YOUR ASSIGNMENT
Which lines in the data below contain the word "JSON"? Pull each of them out.

TASK MATERIAL
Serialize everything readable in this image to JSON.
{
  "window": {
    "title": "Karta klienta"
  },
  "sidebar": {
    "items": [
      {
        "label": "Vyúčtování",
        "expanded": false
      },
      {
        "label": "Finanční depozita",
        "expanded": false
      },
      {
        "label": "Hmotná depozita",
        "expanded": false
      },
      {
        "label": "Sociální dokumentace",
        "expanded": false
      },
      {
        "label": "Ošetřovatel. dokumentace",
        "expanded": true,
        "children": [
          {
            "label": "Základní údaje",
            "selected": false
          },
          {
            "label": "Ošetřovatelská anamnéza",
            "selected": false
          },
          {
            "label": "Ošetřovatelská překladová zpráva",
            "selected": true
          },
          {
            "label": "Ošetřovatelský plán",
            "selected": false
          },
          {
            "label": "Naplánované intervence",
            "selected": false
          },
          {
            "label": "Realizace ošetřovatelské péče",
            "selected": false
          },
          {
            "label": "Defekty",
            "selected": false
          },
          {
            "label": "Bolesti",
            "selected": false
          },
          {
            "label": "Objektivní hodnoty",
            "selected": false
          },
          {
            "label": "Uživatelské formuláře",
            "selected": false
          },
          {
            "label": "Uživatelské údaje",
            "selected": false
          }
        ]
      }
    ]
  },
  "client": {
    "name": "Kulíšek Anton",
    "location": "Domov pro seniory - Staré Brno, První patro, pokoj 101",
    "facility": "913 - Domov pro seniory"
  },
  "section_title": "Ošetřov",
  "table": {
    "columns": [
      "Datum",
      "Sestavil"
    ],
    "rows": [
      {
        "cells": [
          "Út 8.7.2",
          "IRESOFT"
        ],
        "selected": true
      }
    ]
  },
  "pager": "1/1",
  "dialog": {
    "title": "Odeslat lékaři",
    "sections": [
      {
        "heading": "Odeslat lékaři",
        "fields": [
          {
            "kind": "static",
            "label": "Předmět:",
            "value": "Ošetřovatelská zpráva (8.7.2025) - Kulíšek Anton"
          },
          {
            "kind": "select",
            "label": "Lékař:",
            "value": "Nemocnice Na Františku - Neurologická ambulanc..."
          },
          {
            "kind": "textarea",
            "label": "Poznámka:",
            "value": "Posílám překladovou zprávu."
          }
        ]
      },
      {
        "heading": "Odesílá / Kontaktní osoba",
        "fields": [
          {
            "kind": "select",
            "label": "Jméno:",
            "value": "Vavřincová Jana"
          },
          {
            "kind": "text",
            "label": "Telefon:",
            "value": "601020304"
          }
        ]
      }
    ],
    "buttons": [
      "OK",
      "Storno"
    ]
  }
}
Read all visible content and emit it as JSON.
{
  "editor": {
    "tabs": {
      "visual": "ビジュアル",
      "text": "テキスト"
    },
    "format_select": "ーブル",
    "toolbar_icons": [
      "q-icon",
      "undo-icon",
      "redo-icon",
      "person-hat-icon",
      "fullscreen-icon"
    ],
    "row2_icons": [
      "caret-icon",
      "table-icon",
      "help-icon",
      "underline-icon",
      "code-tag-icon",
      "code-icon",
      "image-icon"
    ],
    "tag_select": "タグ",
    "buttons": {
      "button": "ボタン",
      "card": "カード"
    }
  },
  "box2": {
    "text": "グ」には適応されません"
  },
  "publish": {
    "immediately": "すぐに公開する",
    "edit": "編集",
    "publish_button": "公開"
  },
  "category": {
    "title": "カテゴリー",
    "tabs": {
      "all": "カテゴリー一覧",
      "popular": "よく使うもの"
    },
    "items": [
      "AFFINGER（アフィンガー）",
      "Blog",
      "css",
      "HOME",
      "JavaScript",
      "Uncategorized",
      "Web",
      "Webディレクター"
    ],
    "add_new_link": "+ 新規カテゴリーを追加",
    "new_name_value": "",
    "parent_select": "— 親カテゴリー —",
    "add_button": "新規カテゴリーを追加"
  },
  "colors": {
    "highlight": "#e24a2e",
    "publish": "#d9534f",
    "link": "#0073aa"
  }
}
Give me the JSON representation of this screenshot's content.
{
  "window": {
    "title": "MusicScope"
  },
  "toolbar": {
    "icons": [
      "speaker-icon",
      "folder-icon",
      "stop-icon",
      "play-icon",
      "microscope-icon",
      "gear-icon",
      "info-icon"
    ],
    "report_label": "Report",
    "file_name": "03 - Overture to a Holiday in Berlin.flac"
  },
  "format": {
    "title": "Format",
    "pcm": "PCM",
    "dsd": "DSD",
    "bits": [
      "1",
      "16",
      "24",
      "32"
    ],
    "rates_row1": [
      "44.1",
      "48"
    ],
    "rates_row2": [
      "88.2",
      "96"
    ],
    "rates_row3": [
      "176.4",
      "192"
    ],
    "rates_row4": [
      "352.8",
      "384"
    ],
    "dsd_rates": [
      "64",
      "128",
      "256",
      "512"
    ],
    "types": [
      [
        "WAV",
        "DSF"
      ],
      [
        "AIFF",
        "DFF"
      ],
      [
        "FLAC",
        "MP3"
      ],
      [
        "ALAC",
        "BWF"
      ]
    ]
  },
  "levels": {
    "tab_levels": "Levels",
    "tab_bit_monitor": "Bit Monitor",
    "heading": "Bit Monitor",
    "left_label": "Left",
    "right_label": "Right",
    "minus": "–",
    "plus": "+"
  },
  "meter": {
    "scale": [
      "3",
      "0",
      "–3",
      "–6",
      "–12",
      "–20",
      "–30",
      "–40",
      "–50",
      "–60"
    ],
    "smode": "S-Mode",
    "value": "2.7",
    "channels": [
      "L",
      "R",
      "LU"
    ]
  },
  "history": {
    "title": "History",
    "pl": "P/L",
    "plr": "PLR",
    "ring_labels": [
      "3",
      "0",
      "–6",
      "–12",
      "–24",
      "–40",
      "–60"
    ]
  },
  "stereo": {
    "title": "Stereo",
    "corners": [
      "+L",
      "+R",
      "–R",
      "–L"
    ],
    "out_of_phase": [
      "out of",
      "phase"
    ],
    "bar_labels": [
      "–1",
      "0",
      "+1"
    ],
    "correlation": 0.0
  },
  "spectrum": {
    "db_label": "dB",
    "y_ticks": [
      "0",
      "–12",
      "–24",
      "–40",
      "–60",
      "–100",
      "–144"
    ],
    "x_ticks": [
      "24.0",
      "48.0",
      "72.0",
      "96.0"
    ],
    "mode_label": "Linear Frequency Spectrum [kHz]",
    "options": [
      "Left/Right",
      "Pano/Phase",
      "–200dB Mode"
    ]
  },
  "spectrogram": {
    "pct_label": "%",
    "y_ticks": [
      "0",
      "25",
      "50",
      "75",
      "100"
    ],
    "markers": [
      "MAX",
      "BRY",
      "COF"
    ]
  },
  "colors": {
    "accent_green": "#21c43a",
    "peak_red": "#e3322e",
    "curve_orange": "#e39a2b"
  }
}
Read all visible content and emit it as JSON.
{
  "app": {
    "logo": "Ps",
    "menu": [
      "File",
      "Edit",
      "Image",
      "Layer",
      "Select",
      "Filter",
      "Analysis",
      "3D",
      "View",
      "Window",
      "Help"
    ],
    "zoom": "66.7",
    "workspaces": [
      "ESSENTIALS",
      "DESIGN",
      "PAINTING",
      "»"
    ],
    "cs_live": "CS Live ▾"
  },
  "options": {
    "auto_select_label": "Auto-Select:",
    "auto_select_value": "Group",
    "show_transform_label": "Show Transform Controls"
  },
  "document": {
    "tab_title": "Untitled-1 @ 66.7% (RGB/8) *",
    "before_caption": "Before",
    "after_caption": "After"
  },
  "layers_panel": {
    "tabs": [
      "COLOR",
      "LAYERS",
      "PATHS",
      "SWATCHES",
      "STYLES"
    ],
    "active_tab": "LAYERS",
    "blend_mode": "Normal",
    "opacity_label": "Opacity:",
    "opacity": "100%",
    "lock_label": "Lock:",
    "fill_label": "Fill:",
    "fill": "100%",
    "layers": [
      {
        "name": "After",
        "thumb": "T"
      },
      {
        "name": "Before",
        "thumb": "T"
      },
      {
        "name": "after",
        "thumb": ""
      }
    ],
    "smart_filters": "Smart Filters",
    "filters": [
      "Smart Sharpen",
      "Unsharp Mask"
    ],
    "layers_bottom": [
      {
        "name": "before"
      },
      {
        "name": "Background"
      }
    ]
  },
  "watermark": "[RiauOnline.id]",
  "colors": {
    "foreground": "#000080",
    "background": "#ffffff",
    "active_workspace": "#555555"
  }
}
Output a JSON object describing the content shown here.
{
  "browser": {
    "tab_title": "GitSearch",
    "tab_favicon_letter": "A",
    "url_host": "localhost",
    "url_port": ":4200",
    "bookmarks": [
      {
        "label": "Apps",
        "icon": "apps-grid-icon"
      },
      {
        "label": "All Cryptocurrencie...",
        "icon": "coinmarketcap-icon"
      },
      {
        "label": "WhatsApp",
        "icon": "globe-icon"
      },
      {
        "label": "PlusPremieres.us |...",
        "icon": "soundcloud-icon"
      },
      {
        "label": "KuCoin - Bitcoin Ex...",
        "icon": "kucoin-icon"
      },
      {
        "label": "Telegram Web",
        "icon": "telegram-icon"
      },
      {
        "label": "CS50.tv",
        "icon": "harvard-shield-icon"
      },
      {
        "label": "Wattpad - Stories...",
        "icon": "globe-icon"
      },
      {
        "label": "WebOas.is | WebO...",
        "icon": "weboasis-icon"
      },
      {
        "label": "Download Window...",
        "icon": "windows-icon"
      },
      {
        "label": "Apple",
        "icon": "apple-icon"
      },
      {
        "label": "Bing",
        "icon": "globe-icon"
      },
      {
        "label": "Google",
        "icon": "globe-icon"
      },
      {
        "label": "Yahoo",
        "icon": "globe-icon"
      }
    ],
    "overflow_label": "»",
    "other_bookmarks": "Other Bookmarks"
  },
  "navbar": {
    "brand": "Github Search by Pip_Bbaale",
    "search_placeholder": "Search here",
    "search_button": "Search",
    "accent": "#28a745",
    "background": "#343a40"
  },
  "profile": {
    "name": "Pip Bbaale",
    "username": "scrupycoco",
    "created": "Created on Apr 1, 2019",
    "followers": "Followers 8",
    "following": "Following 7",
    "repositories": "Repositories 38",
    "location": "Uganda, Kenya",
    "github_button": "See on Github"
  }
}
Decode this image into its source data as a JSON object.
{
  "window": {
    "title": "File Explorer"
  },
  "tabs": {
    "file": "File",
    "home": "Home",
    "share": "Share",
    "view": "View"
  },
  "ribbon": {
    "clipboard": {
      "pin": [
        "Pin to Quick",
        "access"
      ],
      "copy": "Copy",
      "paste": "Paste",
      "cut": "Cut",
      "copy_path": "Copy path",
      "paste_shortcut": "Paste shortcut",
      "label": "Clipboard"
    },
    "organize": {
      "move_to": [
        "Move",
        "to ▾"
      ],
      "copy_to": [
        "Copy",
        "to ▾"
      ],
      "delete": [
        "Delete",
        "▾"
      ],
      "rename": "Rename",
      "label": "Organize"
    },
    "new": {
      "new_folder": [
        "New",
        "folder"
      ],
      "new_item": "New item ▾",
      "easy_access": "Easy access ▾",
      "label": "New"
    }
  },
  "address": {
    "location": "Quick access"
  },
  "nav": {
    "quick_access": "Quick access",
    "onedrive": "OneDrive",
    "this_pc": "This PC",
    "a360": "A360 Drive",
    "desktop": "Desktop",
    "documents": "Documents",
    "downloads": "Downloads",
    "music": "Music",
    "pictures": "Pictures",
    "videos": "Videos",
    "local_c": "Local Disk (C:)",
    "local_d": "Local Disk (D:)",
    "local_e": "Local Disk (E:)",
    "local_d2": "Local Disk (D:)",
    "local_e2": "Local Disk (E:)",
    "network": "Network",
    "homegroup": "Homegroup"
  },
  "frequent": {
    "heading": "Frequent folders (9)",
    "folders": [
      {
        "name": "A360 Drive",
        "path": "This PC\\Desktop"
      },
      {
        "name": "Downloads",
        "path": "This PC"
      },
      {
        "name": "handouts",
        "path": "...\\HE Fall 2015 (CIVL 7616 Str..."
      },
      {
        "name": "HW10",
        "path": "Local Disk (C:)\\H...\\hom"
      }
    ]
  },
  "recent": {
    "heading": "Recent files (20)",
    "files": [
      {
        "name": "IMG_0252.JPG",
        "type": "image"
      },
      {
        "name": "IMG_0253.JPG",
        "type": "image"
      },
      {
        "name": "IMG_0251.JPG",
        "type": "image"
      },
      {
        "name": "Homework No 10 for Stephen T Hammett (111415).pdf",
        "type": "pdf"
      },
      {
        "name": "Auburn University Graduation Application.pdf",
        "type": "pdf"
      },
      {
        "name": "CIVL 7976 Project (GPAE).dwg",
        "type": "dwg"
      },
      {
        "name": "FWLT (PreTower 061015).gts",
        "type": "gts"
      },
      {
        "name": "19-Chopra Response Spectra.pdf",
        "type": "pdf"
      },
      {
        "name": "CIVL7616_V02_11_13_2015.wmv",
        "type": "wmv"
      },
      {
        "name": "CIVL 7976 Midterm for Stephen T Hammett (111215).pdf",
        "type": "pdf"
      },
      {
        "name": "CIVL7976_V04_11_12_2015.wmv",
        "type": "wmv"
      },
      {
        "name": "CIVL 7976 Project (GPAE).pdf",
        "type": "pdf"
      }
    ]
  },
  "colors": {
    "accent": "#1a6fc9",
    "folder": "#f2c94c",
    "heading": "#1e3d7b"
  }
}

SOLUTION
Serialize everything readable in this image to JSON.
Read all visible content and emit it as JSON.
Give me the JSON representation of this screenshot's content.
Read all visible content and emit it as JSON.
Output a JSON object describing the content shown here.
Decode this image into its source data as a JSON object.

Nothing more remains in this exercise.